Here’s my idea:
The Lody family live in a cramped trailer in the remote mountains of West Virginia and must do their laundry at the Laundromat in the county seat miles away. Seventeen-year-old Junior Lody sees an ad online for a stackable washer and dryer while working Christmas Eve. He enlists the help of his brother, cousin, and uncle to take a road trip to get the washer-dryer in Maryland and bring it home in time for Christmas.
I like the idea of a road trip during Christmas because with the winter weather, especially in the mountains, so much can go wrong. Also, the deadline of getting a gift in time for Christmas Day gives the character’s an urgent motive.
Some of the most interesting holiday events are the unplanned, unforeseeable holiday disasters. As long as they aren’t tragic, these disasters can provide inspiration for your writing. Sharing disaster stories is one of my families favorite pastimes when we get together. Everyone who was involved pitches in during the retelling. A camaraderie develops between the people who weathered the disaster. That bond alone is enough reason to write down family disaster stories, polish them, and if you think it would make a nice gift, give the finished product to those who lived the story.
When I was in high school, my parents had both been sick in December, so holiday activities were postponed or cancelled. It was just a few days before Christmas, and we still didn’t have a tree. I drove my junior high-aged sister and my elementary school-aged sister to the local church where we always bought our cut tree.
But when we pulled into the parking lot, no trees were on display, no person taking money from customers. The only sign that the Christmas tree farmer had used the lot were four or five Christmas trees thrown down beside the lot. I didn’t know what to do.
Junior high sis took charge. Yelling at the top of her lungs, she asked, “Does anybody want any money for this tree?”
The trees were ours. We loaded one into the station wagon, placed a sister in the back because there was no room in the front seat, and headed home with our hot, I mean free, tree. It’s one of my favorite Christmas memories.
The Christmas I was nineteen is know in my family as the Year of the Plague. On Christmas Eve, starting with me, a stomach virus felled each member of my family until by Christmas morning, only my dad was left standing.

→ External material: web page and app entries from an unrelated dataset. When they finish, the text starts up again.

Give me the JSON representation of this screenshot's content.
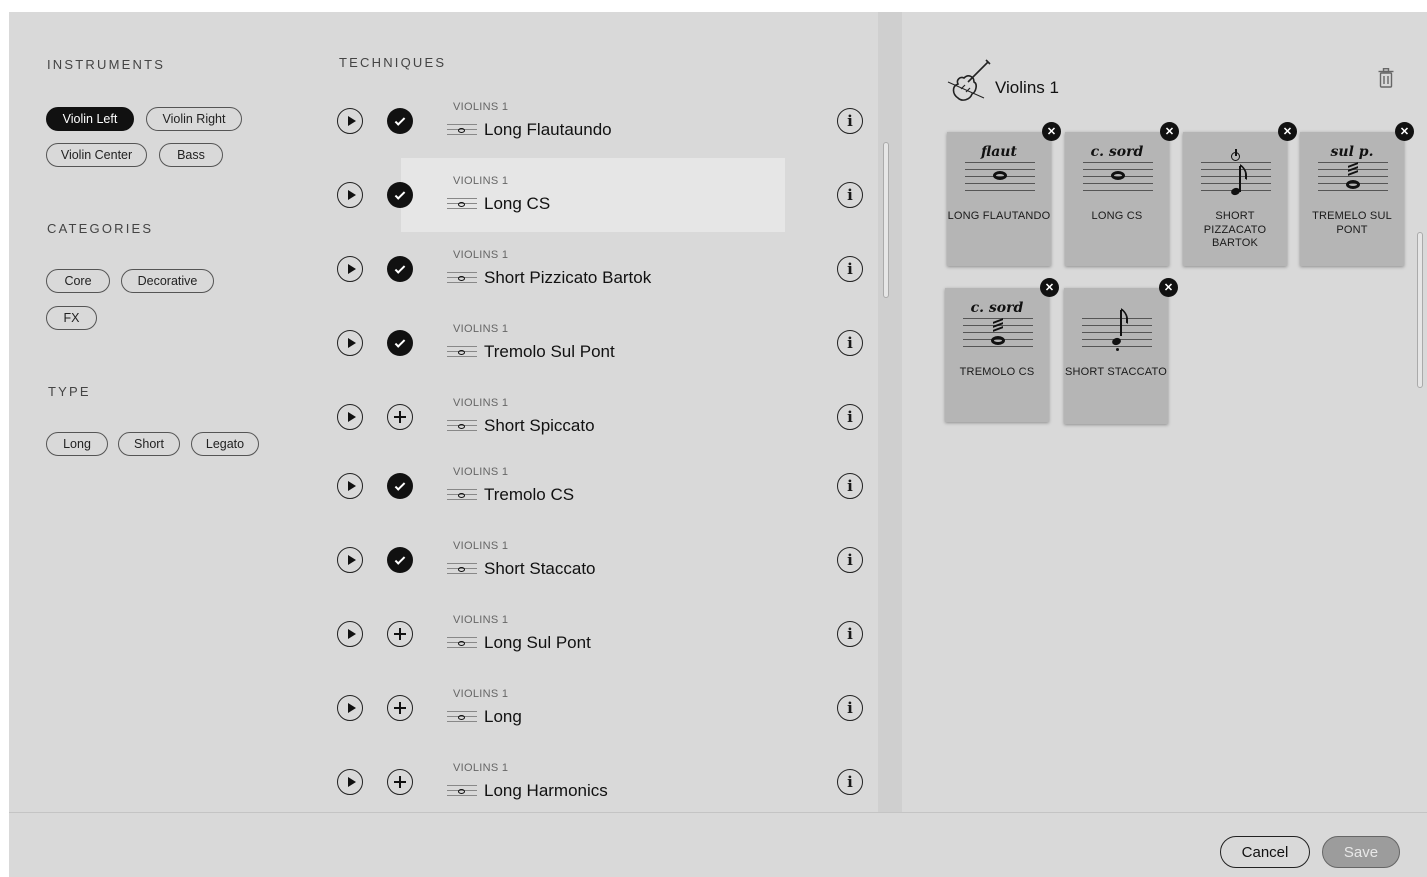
{
  "filters": {
    "instruments": {
      "title": "INSTRUMENTS",
      "items": [
        {
          "label": "Violin Left",
          "active": true
        },
        {
          "label": "Violin Right",
          "active": false
        },
        {
          "label": "Violin Center",
          "active": false
        },
        {
          "label": "Bass",
          "active": false
        }
      ]
    },
    "categories": {
      "title": "CATEGORIES",
      "items": [
        {
          "label": "Core"
        },
        {
          "label": "Decorative"
        },
        {
          "label": "FX"
        }
      ]
    },
    "type": {
      "title": "TYPE",
      "items": [
        {
          "label": "Long"
        },
        {
          "label": "Short"
        },
        {
          "label": "Legato"
        }
      ]
    }
  },
  "techniques": {
    "title": "TECHNIQUES",
    "rows": [
      {
        "instrument": "VIOLINS 1",
        "name": "Long Flautaundo",
        "selected": true,
        "highlighted": false
      },
      {
        "instrument": "VIOLINS 1",
        "name": "Long CS",
        "selected": true,
        "highlighted": true
      },
      {
        "instrument": "VIOLINS 1",
        "name": "Short Pizzicato Bartok",
        "selected": true,
        "highlighted": false
      },
      {
        "instrument": "VIOLINS 1",
        "name": "Tremolo Sul Pont",
        "selected": true,
        "highlighted": false
      },
      {
        "instrument": "VIOLINS 1",
        "name": "Short Spiccato",
        "selected": false,
        "highlighted": false
      },
      {
        "instrument": "VIOLINS 1",
        "name": "Tremolo CS",
        "selected": true,
        "highlighted": false
      },
      {
        "instrument": "VIOLINS 1",
        "name": "Short Staccato",
        "selected": true,
        "highlighted": false
      },
      {
        "instrument": "VIOLINS 1",
        "name": "Long Sul Pont",
        "selected": false,
        "highlighted": false
      },
      {
        "instrument": "VIOLINS 1",
        "name": "Long",
        "selected": false,
        "highlighted": false
      },
      {
        "instrument": "VIOLINS 1",
        "name": "Long Harmonics",
        "selected": false,
        "highlighted": false
      }
    ]
  },
  "selection": {
    "title": "Violins 1",
    "icon": "violin-icon",
    "trash_icon": "trash-icon",
    "cards": [
      {
        "marking": "flaut",
        "label": "LONG FLAUTANDO"
      },
      {
        "marking": "c. sord",
        "label": "LONG CS"
      },
      {
        "marking": "",
        "label": "SHORT PIZZACATO BARTOK"
      },
      {
        "marking": "sul p.",
        "label": "TREMELO SUL PONT"
      },
      {
        "marking": "c. sord",
        "label": "TREMOLO CS"
      },
      {
        "marking": "",
        "label": "SHORT STACCATO"
      }
    ]
  },
  "footer": {
    "cancel_label": "Cancel",
    "save_label": "Save"
  }
}
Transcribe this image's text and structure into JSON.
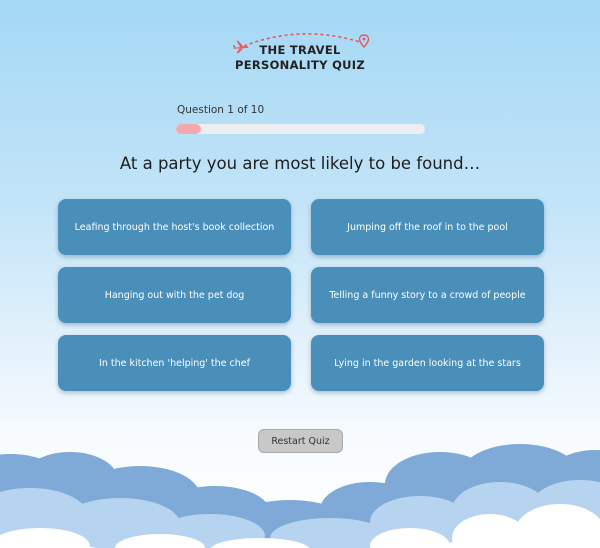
{
  "logo": {
    "title_line1": "THE TRAVEL",
    "title_line2": "PERSONALITY QUIZ",
    "accent_color": "#e8585a"
  },
  "progress": {
    "label": "Question 1 of 10",
    "current": 1,
    "total": 10
  },
  "question": {
    "text": "At a party you are most likely to be found…"
  },
  "answers": [
    "Leafing through the host's book collection",
    "Jumping off the roof in to the pool",
    "Hanging out with the pet dog",
    "Telling a funny story to a crowd of people",
    "In the kitchen 'helping' the chef",
    "Lying in the garden looking at the stars"
  ],
  "restart": {
    "label": "Restart Quiz"
  },
  "colors": {
    "answer_button": "#4a8fba",
    "progress_fill": "#f3a9ab",
    "progress_track": "#eceef1",
    "sky_top": "#a4d8f5",
    "cloud_dark": "#7fa9d6",
    "cloud_mid": "#b6d4ef",
    "cloud_light": "#ffffff"
  }
}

Collapsed around the house, the rest of us lay wondering if death really was such a bad option.
My oldest sister, coming in that morning from out of town, stayed at my grandparents. She really enjoyed the extra time with them. I believe the Year of the Plague is one of her favorite Christmas memories.